• **PROBLEM**
Look through the records, and wherever the string "종합부동산세" turns up, copy out that line.

● ● ● ● ●

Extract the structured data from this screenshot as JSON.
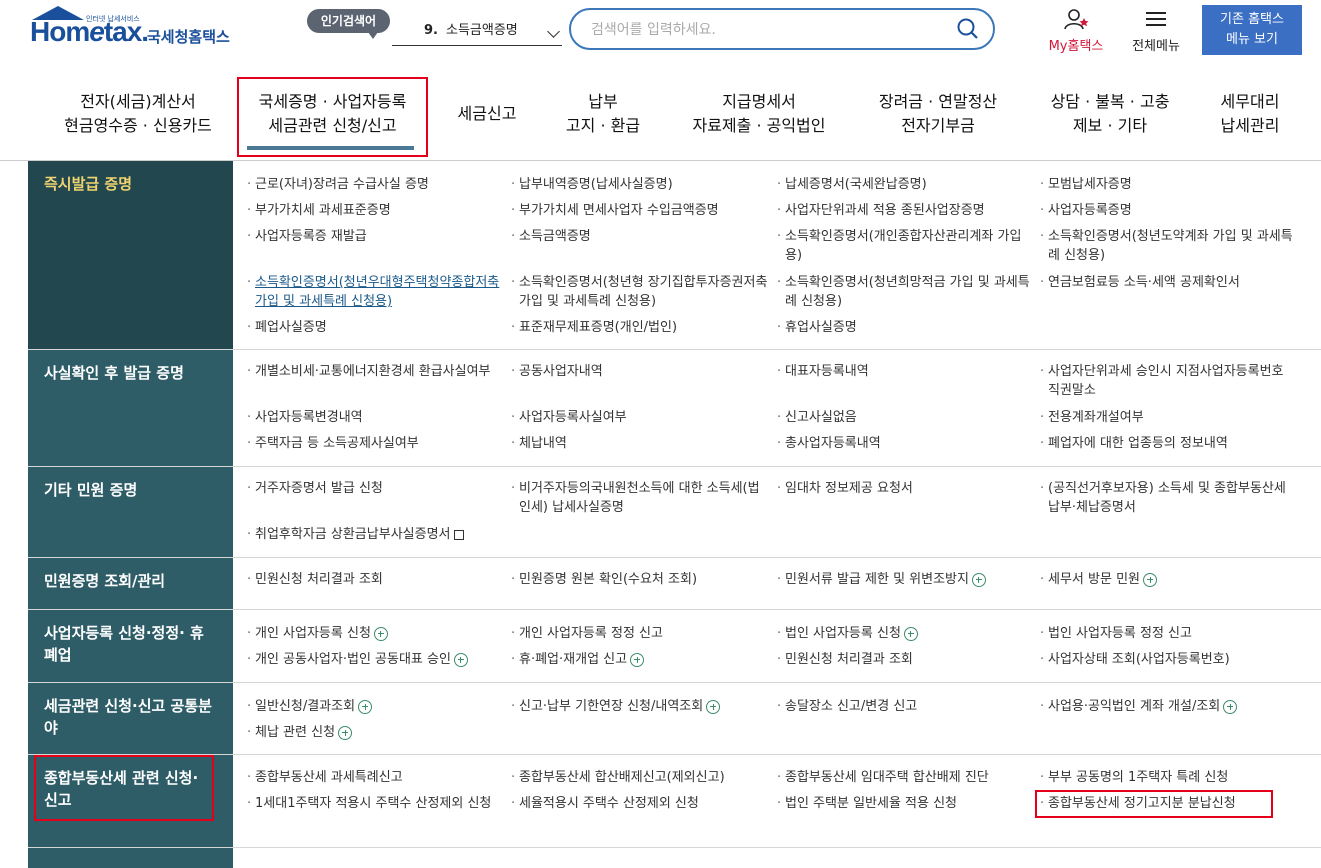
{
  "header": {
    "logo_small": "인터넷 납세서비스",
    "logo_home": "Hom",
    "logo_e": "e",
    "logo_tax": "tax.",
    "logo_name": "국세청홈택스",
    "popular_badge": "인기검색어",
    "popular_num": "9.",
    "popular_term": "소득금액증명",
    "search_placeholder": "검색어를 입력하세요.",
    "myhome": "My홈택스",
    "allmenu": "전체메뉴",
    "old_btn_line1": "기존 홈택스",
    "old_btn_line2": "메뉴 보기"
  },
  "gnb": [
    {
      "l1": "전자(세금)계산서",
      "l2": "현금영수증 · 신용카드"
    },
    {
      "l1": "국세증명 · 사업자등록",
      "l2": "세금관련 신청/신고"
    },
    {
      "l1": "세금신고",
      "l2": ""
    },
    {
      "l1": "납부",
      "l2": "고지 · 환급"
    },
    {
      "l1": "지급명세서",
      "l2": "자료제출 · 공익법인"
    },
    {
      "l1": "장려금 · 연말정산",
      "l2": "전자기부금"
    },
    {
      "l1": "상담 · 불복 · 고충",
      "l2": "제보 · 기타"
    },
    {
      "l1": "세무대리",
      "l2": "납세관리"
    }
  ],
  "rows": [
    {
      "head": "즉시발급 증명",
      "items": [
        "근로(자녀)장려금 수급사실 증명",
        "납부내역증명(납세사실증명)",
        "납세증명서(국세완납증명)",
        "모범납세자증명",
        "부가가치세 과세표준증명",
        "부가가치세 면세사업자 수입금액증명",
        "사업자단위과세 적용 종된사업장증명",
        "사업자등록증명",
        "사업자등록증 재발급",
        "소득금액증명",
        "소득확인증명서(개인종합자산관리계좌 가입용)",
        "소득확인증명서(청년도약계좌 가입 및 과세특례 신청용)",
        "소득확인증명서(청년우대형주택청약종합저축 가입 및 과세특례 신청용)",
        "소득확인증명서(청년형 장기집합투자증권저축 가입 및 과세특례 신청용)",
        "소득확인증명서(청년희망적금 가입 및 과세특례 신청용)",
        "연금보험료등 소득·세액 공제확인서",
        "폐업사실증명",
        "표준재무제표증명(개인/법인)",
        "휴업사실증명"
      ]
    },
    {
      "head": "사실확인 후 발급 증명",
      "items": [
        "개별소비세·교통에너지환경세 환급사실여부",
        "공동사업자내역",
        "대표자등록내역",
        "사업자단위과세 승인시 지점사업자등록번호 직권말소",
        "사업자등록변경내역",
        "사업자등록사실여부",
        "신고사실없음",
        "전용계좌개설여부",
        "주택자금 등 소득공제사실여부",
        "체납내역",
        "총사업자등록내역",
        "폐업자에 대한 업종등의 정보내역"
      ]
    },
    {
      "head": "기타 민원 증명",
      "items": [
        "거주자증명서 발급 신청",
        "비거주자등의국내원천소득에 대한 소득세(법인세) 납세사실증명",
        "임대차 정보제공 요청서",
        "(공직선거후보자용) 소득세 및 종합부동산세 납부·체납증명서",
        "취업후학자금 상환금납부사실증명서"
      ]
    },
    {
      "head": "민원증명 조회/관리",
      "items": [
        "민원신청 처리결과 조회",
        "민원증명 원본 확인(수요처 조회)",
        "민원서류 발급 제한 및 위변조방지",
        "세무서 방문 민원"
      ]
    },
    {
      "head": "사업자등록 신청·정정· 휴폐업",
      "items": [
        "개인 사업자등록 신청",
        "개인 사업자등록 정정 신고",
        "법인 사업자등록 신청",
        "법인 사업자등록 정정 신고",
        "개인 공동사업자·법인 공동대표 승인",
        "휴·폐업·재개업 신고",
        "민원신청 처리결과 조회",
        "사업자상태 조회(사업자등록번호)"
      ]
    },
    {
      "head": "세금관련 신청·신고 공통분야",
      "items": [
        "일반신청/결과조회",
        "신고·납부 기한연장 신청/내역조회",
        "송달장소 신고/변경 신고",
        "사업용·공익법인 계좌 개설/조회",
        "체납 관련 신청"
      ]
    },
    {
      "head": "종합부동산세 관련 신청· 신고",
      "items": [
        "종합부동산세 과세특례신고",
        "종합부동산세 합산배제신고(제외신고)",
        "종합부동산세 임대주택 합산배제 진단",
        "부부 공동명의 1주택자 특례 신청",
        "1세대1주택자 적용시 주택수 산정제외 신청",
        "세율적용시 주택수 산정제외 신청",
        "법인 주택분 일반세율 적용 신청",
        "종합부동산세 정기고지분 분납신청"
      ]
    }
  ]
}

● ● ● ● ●

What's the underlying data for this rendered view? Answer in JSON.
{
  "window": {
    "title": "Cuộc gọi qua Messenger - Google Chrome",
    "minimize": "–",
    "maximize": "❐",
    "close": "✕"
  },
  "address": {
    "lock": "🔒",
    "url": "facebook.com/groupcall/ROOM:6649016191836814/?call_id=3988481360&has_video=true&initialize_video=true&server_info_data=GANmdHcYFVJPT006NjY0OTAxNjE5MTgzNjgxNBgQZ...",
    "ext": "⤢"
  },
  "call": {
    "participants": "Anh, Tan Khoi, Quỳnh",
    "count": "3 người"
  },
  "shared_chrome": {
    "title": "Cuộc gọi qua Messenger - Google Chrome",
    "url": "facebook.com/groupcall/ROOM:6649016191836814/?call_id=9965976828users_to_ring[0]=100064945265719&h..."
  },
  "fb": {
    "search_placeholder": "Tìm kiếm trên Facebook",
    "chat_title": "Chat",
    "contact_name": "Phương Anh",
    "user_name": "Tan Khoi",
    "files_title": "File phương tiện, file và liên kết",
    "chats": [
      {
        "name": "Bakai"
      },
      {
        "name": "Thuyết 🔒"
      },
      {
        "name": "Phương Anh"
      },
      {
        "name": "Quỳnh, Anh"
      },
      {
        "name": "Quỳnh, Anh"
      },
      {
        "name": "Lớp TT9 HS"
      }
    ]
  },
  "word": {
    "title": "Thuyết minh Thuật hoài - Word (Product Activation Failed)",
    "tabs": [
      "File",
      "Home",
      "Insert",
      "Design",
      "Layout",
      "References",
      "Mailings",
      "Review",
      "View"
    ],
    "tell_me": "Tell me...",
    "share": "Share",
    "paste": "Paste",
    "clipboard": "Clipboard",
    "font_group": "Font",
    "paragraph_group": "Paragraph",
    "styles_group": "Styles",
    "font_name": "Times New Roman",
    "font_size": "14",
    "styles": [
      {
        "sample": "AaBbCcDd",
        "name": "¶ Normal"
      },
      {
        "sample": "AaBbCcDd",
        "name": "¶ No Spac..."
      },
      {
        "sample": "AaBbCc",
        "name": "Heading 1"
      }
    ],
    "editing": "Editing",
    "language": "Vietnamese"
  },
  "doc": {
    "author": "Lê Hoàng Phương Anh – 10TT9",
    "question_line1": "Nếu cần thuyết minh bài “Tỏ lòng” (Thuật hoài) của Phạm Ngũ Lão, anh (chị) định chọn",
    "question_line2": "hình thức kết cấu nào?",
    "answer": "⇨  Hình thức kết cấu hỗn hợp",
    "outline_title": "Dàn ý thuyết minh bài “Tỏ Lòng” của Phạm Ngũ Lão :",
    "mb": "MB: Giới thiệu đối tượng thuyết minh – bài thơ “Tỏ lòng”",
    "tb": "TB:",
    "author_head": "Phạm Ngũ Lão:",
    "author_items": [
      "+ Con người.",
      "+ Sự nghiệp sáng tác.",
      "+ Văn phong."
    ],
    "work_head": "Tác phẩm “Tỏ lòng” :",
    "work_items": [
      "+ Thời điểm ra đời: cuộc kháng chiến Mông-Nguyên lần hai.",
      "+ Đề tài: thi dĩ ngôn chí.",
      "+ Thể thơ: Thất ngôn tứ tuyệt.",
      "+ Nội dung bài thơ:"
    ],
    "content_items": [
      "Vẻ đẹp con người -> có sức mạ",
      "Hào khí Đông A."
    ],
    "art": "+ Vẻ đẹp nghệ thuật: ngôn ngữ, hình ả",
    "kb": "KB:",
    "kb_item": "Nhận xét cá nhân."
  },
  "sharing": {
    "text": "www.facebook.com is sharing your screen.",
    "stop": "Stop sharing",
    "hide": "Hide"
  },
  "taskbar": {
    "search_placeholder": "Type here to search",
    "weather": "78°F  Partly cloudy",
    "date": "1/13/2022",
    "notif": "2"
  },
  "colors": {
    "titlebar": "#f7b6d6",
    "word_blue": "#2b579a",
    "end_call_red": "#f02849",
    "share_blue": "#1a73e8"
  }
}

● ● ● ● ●

• **SOLUTION TO THE PROBLEM**
        "(공직선거후보자용) 소득세 및 종합부동산세 납부·체납증명서",
      "head": "종합부동산세 관련 신청· 신고",
        "종합부동산세 과세특례신고",
        "종합부동산세 합산배제신고(제외신고)",
        "종합부동산세 임대주택 합산배제 진단",
        "종합부동산세 정기고지분 분납신청"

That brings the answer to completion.